The events of last Monday offer both the government and the police force two golden opportunities which may not come again soon. The first is to reestablish control over the security situation which deteriorated so rapidly after February 23 and the second is to use the wealth of clues and leads to unmask those behind this campaign of terror, murder and violence.
With the deaths on Monday and those earlier it is quite possible that a significant blow was dealt to the organised group that has burrowed deep into a part of Buxton - Buxghanistan as some of the villagers describe it - and connected areas. This is the time to try to flush out the remnants of this gang because they could easily regroup within the village and once support is available the country could find itself deeper in a bloodier bog. This, however, should not be the occasion for a heavy-handed response by the police. It must be done with pinprick precision and reliable intelligence and the objective must be to capture the remnants of the various cells and to bring them to justice.
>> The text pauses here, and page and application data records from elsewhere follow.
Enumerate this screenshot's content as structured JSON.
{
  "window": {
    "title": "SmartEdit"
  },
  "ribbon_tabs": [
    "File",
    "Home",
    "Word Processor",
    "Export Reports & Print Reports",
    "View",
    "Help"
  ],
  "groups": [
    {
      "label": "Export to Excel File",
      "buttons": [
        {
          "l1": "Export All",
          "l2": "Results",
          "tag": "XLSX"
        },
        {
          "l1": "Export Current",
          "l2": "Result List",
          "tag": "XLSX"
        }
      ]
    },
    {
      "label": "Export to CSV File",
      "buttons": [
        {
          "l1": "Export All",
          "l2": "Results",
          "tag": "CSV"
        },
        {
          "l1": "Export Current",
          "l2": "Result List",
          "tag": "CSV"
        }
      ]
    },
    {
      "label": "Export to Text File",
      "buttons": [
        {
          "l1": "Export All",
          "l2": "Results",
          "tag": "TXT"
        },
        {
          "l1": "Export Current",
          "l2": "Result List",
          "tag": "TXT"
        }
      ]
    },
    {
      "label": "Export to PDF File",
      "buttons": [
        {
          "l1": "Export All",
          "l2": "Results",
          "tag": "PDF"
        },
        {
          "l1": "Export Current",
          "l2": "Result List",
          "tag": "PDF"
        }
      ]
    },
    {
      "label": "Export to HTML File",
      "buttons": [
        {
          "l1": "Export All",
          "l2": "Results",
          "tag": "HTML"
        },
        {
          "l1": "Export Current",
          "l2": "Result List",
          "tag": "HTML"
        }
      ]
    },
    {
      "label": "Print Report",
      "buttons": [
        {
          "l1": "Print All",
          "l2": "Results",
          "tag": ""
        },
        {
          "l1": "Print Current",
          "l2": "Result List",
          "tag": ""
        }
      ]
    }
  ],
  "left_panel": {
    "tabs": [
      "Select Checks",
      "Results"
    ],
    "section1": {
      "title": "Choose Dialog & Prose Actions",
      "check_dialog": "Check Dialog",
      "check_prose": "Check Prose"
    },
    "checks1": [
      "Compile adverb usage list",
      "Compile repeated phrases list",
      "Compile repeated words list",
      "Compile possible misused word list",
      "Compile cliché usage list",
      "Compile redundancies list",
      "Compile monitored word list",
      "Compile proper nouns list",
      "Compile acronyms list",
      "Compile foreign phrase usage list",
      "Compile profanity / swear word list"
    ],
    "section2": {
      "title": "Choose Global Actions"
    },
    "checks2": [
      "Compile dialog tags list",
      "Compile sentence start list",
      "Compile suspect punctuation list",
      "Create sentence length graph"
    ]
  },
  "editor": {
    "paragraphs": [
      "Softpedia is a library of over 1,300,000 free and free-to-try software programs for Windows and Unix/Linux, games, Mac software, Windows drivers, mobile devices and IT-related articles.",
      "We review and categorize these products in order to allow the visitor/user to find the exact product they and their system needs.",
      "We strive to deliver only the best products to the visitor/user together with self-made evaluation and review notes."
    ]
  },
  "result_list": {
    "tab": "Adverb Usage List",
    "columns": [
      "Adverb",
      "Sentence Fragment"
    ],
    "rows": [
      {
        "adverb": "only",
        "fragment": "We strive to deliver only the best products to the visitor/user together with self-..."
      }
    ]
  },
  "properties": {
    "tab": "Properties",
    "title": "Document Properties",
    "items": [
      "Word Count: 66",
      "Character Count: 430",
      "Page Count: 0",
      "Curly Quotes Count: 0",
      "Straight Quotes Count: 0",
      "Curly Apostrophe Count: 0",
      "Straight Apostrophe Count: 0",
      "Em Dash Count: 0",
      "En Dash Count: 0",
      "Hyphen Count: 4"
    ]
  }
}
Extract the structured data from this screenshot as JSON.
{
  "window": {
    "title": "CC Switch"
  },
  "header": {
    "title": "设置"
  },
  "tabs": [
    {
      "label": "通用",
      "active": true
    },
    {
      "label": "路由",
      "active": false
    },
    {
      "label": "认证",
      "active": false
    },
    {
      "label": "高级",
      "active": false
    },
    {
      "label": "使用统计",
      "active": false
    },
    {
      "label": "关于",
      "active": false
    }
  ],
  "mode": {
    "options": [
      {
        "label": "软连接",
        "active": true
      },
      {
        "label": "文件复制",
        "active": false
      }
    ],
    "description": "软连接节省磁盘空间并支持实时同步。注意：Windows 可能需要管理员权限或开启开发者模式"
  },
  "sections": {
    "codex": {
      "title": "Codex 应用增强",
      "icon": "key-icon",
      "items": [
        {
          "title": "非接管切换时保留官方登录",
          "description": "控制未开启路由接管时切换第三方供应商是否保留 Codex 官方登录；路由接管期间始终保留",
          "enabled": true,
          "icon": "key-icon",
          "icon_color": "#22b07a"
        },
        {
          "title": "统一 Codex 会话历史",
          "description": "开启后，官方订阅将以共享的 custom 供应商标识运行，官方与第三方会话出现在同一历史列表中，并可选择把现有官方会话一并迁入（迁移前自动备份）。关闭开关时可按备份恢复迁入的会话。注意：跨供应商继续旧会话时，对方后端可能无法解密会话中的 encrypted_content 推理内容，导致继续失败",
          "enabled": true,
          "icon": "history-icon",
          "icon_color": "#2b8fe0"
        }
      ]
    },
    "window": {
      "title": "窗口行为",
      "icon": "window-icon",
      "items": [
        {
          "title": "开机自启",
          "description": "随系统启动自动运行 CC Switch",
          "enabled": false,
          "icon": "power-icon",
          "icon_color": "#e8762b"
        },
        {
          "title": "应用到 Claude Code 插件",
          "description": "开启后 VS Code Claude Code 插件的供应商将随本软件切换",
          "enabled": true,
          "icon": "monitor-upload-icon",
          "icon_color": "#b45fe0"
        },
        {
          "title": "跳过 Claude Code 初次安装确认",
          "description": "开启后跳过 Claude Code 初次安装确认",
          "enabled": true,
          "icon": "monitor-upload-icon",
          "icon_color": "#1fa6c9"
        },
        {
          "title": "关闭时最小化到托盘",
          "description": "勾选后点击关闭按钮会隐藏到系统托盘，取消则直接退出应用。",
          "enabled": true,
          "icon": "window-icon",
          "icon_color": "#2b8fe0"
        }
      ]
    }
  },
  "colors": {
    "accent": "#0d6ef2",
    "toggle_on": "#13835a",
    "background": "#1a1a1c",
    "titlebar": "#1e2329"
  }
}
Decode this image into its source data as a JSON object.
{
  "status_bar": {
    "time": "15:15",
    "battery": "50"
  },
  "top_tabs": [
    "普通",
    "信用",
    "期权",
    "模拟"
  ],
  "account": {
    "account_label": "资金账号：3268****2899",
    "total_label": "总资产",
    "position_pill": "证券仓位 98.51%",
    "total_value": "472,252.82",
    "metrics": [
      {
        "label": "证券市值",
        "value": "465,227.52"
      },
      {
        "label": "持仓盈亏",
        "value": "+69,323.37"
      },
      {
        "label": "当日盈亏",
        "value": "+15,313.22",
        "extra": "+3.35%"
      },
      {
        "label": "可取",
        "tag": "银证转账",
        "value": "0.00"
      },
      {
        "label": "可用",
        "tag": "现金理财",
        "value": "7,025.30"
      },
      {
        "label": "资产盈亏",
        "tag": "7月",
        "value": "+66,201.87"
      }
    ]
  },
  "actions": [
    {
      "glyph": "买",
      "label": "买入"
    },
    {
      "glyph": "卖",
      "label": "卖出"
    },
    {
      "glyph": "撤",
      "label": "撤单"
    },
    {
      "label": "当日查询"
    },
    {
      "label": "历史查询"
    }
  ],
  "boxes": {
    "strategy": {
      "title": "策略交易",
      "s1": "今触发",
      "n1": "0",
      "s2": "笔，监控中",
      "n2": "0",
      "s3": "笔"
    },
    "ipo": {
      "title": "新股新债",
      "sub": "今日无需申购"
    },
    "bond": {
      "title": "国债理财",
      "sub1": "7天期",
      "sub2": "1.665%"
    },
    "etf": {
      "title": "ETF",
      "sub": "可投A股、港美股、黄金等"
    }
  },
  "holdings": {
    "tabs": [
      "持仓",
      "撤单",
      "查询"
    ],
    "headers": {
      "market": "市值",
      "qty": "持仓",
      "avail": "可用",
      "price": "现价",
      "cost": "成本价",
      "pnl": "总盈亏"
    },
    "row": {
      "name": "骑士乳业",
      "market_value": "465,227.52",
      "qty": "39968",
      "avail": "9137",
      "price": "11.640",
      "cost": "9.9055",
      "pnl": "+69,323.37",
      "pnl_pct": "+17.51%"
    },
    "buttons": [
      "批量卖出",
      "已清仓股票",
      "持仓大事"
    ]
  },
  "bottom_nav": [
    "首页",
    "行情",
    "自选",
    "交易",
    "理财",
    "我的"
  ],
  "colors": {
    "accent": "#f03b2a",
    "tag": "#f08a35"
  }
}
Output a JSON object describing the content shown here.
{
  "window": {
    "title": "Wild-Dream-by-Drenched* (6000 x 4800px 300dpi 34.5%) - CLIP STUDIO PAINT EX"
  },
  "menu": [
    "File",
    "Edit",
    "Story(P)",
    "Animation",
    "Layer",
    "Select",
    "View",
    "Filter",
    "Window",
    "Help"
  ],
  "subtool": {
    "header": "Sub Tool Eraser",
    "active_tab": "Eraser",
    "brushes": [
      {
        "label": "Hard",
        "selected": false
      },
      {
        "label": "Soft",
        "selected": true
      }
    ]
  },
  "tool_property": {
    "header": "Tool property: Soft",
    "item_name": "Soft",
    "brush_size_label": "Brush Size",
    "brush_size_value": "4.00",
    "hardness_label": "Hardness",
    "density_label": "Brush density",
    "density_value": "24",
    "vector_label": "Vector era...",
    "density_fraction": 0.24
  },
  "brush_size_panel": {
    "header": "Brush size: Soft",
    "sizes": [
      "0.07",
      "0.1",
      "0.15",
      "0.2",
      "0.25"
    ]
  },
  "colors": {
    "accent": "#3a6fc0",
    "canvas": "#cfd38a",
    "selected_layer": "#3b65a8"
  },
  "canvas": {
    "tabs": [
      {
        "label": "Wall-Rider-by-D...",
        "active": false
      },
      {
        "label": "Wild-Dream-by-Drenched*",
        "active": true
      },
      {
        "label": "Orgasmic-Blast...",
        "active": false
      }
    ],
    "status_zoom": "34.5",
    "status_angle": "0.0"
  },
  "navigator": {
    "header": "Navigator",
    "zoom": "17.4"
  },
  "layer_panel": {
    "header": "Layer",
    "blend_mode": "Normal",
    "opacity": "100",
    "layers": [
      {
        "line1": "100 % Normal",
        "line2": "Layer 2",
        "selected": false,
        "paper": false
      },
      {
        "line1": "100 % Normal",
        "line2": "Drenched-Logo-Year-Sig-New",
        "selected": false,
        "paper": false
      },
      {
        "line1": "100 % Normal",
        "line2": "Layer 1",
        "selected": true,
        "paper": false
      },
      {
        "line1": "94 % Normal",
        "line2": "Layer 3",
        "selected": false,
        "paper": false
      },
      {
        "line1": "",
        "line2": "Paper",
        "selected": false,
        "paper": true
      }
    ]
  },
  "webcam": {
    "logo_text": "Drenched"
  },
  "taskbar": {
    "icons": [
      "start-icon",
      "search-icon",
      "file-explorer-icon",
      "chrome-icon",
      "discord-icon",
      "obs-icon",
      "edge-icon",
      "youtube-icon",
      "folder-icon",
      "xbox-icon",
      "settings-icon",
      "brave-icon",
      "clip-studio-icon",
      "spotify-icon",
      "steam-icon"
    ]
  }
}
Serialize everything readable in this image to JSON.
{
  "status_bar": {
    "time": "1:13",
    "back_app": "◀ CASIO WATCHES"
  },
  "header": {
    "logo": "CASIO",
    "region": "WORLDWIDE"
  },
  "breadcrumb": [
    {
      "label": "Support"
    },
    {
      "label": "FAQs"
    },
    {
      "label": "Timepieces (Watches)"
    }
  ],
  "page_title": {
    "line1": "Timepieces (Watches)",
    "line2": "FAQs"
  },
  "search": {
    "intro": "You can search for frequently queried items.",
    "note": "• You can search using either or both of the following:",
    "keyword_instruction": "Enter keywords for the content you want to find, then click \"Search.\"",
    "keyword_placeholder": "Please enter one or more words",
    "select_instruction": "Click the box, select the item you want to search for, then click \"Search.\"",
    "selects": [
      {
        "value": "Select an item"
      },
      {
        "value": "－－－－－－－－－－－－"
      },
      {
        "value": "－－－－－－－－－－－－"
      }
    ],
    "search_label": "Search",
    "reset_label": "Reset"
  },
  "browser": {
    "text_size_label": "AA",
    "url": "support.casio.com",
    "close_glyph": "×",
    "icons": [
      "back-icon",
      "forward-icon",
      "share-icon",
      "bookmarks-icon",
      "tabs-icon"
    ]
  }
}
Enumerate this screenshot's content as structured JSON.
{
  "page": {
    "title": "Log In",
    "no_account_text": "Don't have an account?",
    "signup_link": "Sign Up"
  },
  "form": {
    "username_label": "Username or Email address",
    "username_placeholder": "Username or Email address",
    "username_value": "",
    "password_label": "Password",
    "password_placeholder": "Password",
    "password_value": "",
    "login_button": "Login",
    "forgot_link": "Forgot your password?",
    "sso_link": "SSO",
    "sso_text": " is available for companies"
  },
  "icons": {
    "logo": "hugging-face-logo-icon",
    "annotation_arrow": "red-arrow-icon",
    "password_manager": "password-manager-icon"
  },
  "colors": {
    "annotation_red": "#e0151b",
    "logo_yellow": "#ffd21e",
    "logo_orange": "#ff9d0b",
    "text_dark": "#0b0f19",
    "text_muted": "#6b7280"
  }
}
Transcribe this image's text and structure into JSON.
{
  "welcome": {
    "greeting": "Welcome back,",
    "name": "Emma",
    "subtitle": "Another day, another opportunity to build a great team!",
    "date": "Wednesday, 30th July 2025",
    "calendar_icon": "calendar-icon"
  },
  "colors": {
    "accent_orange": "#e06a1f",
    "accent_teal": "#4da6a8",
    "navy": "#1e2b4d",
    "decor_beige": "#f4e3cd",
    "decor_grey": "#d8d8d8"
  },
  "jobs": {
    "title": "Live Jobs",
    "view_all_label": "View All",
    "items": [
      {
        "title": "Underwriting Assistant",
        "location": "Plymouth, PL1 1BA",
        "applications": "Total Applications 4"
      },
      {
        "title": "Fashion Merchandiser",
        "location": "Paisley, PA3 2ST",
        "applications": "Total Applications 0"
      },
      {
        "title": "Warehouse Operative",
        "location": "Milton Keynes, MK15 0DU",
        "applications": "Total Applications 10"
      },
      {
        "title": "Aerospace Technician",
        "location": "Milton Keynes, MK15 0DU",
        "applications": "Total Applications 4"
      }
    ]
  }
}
This is also the opportunity to try to rekindle an improved relationship between the police and Buxtonians. The police must never allow the kind of animosity that currently prevails between the force and the villagers to again disrupt their ability to perform their duties in the village. With the help of the government and the army, the police should seek out the voices of reason in Buxton and with their aid try to bring relations back on an even keel where the underlying principle is respect for law and order. Both the government and police in their varying obligations must seize this opportunity.
Secondly, a treasure trove of potentially damning evidence is now available to the government and the force if they are serious about real investigative work and building cases against those who masterminded these operations. There are many areas and the public expects to see progress on these.
Who rented and occupied the various safe houses?
What personal effects were retrieved from the safe houses and what clues do these provide?
Who rented/owned/used the various cars discovered in Monday's operations?
What do the phone records of calls between the safe houses show in terms of coordination?
What was known about the men who died in the shoot-outs but who up to that point were not on a wanted list?
Was the man found dead in the cemetery a short-term visitor with a specific purpose? Did he have valid travel documents?
Who were the mystery shooters on the East Coast? Have the police sought to positively identify them?
Would the serial numbers on the guns found answer where they were purchased and who owned them? Are we going to contact Interpol for access to its extensive database to trace the weaponry? Are these guns going to be subjected to ballistics examinations to determine whether they were fired at any of the crime scenes post-February 23 or in any murders?
Where does one easily find more than 3,000 rounds of ammunition and can this acquisition be easily traced?
The police are notorious for not doing adequate investigative work after shootings and running down all the leads. The force has already paid a high price in this current crime spree with the murders of ten of its men. It can ill afford to let these conditions continue. If it requires expert external help to aid these investigations it should request this and the government would be expected to provide.